The pharmacy and the physician office will gain efficiencies when using ePAs, ultimately benefiting patients by getting them on their prescribed medication faster and not disrupting the pharmacy’s workflow.
- State Pain Policy Advocacy Program. Standardization of prior authorization process for medical services white paper. http://sppan.aapainmanage.org/assets/standardization-prior-auth-whitepaper.pdf. Accessed April 17, 2014.
- American Medical Association. Electronic prior authorization toolkit. www.ama-assn.org/ama/pub/advocacy/topics/administrative-simplification-initiatives/electronic-transactions-toolkit/prior-authorization.page? Accessed April 17, 2014.
- Academy of Managed Care Pharmacy. What is prior authorization and why is it an essential managed care tool? www.amcp.org/prior_authorization/. Accessed April 17, 2014.
- Shrank WH, Choudhry NK, Fischer MA, et al. The epidemiology of prescriptions abandoned at the pharmacy. Ann Intern Med. 2010;153:633-640.
- National Council for Prescription Drug Programs. NCPDP announces availability of standardized transactions for ePA in SCRIPT standard. Press release. July 22, 2013. www.ncpdp.org/NCPDP/media/pdf/pressrelease/072213_NCPDP_ePA_FINAL.pdf. Accessed April 17, 2014.
- National Council for Prescription Drug Programs. Frequently asked questions. www.ncpdp.org/About-Us/FAQ. Accessed March 9, 2014.

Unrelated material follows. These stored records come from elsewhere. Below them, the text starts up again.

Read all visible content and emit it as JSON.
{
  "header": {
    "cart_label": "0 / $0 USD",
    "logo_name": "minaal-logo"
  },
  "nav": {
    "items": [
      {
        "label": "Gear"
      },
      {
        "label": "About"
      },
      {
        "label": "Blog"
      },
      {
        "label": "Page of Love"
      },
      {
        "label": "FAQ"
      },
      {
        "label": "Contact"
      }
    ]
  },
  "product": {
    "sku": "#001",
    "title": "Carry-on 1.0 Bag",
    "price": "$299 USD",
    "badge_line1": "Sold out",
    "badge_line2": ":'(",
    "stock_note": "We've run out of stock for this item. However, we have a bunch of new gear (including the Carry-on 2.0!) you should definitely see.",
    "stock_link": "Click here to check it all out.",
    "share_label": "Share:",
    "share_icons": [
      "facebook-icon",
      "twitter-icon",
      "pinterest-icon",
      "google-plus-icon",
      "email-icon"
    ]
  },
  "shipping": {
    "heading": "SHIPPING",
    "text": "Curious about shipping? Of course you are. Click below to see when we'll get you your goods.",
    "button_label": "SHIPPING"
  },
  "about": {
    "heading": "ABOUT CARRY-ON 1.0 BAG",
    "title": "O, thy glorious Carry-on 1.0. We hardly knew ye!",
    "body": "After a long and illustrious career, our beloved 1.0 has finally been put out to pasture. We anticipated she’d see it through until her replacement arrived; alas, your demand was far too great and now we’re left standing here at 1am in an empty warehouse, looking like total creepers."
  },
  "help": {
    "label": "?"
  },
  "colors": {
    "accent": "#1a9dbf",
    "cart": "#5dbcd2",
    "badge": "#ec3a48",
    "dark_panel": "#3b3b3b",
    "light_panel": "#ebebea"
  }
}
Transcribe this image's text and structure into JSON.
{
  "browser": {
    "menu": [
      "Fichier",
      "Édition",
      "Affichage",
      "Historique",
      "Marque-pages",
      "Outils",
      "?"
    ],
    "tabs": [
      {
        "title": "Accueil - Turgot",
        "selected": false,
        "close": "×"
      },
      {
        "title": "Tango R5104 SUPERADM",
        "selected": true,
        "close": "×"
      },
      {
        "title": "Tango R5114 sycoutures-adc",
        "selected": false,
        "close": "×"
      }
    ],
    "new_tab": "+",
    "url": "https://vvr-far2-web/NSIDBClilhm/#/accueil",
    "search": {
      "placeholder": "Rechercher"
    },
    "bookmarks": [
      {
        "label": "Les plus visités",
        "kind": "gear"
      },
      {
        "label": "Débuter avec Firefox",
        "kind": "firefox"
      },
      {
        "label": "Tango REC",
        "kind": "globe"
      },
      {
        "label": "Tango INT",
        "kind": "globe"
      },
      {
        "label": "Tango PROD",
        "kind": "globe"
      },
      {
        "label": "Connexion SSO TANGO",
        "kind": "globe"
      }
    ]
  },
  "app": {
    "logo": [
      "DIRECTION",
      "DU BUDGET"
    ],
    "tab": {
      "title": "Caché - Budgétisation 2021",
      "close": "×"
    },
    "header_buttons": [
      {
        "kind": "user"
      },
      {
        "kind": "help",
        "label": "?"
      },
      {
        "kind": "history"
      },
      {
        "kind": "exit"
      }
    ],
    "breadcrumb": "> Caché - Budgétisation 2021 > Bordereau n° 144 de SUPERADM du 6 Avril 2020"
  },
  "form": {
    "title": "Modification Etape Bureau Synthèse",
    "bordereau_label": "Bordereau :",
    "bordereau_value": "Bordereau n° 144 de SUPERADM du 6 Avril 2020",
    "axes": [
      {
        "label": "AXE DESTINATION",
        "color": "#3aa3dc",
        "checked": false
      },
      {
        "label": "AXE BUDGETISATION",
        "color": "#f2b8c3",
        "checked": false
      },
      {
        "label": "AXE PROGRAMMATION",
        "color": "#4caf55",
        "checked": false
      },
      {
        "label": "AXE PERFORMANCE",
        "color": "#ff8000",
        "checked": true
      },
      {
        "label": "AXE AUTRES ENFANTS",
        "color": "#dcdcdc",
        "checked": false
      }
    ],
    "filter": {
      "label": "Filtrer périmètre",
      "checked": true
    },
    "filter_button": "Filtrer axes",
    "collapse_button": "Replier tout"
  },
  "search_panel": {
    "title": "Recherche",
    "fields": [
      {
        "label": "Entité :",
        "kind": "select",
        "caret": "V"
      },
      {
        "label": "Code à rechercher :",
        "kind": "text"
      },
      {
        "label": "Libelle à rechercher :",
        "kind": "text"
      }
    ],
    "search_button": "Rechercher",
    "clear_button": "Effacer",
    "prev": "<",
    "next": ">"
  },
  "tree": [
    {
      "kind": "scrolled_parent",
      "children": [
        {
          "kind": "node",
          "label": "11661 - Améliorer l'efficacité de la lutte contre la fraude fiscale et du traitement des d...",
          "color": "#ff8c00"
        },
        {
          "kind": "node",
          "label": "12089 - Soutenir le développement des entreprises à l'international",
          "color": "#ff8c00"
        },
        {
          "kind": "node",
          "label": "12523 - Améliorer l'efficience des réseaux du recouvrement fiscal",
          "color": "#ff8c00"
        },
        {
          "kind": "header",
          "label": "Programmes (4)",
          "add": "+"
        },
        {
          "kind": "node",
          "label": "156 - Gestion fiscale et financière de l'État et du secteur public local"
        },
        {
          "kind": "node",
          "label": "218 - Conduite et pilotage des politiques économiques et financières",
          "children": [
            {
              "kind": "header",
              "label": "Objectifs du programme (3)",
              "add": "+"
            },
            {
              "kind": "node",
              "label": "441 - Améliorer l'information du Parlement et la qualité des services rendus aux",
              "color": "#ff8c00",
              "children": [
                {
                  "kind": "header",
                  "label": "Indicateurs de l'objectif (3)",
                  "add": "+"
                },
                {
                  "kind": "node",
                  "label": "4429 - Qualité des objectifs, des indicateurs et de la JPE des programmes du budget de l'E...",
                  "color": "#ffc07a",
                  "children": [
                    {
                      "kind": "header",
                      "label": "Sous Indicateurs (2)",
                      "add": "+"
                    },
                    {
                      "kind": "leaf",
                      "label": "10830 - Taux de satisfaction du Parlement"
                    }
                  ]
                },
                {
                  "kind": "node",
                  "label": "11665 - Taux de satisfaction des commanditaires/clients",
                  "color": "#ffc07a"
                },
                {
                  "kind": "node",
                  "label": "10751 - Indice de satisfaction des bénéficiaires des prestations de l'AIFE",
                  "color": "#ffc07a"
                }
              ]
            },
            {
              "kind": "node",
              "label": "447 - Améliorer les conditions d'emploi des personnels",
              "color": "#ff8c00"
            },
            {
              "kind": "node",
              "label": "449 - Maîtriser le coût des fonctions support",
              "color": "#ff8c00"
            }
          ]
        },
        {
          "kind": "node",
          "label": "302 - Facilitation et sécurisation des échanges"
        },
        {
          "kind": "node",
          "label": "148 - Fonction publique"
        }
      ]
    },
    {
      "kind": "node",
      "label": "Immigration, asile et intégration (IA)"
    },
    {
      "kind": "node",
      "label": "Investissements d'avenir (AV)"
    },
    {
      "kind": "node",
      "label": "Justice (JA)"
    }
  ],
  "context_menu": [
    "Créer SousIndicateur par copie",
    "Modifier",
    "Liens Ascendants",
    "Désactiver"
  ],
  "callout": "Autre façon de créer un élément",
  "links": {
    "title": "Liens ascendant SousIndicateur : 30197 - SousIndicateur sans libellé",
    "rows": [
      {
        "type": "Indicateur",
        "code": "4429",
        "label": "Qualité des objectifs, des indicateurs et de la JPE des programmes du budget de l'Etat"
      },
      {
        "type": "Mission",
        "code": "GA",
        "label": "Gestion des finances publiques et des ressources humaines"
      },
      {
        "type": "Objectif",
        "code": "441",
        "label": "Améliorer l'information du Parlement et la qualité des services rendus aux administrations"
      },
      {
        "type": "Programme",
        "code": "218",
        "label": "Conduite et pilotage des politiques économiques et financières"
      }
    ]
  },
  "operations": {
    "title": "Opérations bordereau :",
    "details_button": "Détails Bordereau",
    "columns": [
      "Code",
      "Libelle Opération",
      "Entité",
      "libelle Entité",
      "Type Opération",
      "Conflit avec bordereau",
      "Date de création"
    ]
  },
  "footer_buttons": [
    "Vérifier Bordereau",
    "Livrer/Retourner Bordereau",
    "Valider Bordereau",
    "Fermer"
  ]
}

- National Council for Prescription Drug Programs. SCRIPT electronic prior authorization transactions overview. www.ncpdp.org/NCPDP/media/pdf/NCPDP_SCRIPT_ePA_Standard.pdf. Accessed April 17, 2014.